posted on October 25, 2016 16:33
Just as promises of gold drew prospectors of the 1800s westward, the potential for higher expected returns attracts investors to the frontier markets. While the challenges differ, investors on this frontier should not brush aside the lack of liquidity or region concentration. With this in mind, utilizing a strategy that dampens the costs and risks while providing an exposure to fast-growing frontier markets (“the new emerging markets”) could provide an allocation to frontier markets that can be markedly beneficial to a diversified portfolio.
Why Invest in Frontier Markets?
Assembled by the MSCI Frontier Markets Investable Market Index (MSCI FM IMI), the 23 frontier markets are defined as smaller, less developed economies. These markets can potentially provide superior returns to more developed markets over longer time horizons. This increased expected return comes as a result of greater risk and an expectation of higher economic growth in these developing regions.
Individually, frontier market countries can be volatile, but due to their lack of correlation, the risk (standard deviation) is diminished when combined as an index. Figure 1 illustrates that the risk of frontier markets is lower than that of the aggregate world stock markets (MSCI ACWI ex USA Index). Furthermore, the frontier markets index has lower risk than some of the individual country components of the frontier markets, such as Kenya, Bahrain, Estonia, and Pakistan.
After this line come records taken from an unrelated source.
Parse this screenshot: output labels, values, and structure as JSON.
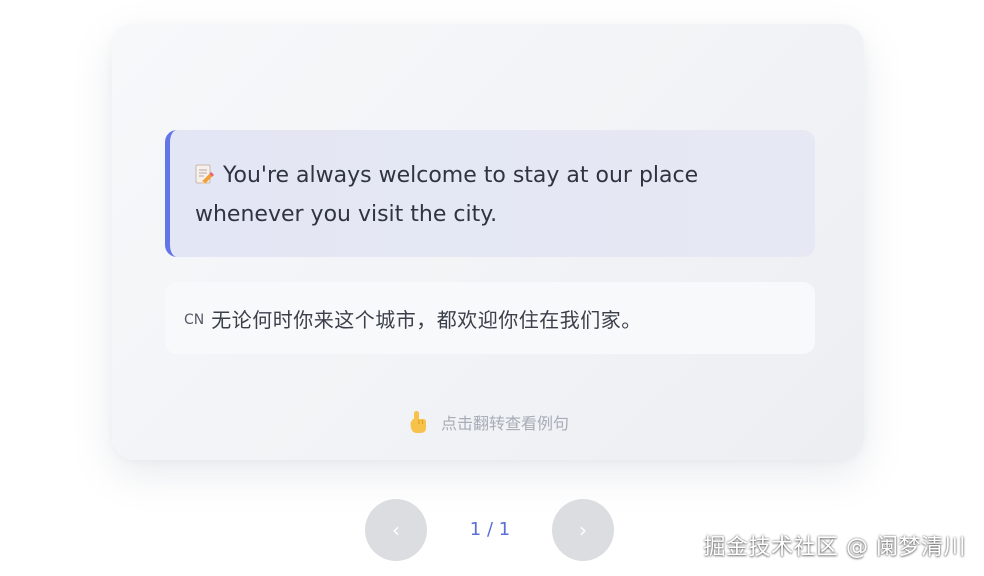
{
  "card": {
    "english_sentence": "You're always welcome to stay at our place whenever you visit the city.",
    "english_icon": "memo-pencil-icon",
    "chinese_tag": "CN",
    "chinese_sentence": "无论何时你来这个城市，都欢迎你住在我们家。",
    "hint_icon": "pointing-hand-icon",
    "hint_text": "点击翻转查看例句"
  },
  "pagination": {
    "prev_label": "‹",
    "next_label": "›",
    "counter": "1 / 1"
  },
  "watermark": "掘金技术社区 @ 阑梦清川",
  "colors": {
    "accent": "#6475e8",
    "counter": "#5b6fd6",
    "nav_button": "#dcdde0"
  }
}
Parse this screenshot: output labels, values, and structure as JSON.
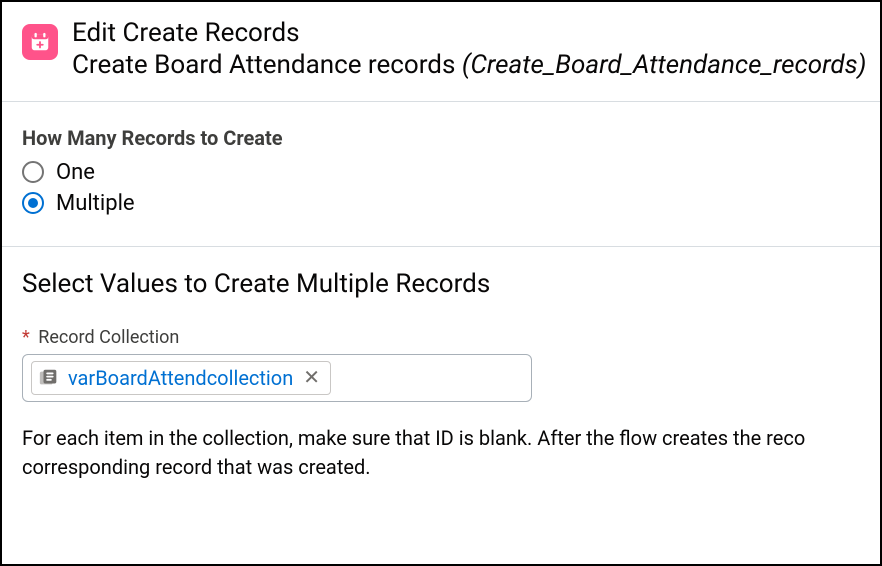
{
  "header": {
    "title": "Edit Create Records",
    "label": "Create Board Attendance records",
    "api_name": "(Create_Board_Attendance_records)"
  },
  "howMany": {
    "group_label": "How Many Records to Create",
    "options": {
      "one": "One",
      "multiple": "Multiple"
    },
    "selected": "multiple"
  },
  "values": {
    "heading": "Select Values to Create Multiple Records",
    "field_label": "Record Collection",
    "required_mark": "*",
    "pill_value": "varBoardAttendcollection",
    "help_line1": "For each item in the collection, make sure that ID is blank. After the flow creates the reco",
    "help_line2": "corresponding record that was created."
  },
  "icons": {
    "element": "create-records-icon",
    "collection": "record-collection-icon",
    "clear": "✕"
  }
}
This lack of correlation with developed economies creates an additional diversification benefit to investors who include frontier markets in their stock portfolio. These imperfect correlations, along with higher long-term expected returns, make frontier markets very appealing to investors.
Much of the investable frontier markets are concentrated in only a handful of countries. Businesses from Kuwait, Argentina, Pakistan, Morocco, and Nigeria constitute approximately 55% of the index, adding to the challenge of building a diversified frontier markets allocation. Furthermore, the index constituents (see Figure 2) are generally small companies as evidenced by the 0.3% market share of world stock markets. In fact, as of July, 37 individual firms in the S&P 500 had a greater market capitalization than the entire frontier markets index! This presents challenges to portfolio managers.
This challenge can be tackled by utilizing an emerging markets fund that divides the emerging and frontier markets into tiers. Within each of these tiers, the allocation to each country is the same weight so that no single country dominates the fund’s return profile. By including frontier markets as the smallest tier in this emerging markets fund, the fund can overcome illiquidity and higher costs that are generally associated with frontier markets. This approach allows the fund to efficiently allocate a greater percentage of assets to frontier markets than based solely on market capitalization, increasing returns and reducing risk over time. Diversified, long-term investors should reap additional benefits from this proficient, cost effective allocation to the emerging and frontier markets which in total could represent as many as 50 countries. Contact Savant or your advisor for details regarding the specific fund(s) used in your model portfolio managed by Savant.
Sources: MSCI Inc., Morningstar Direct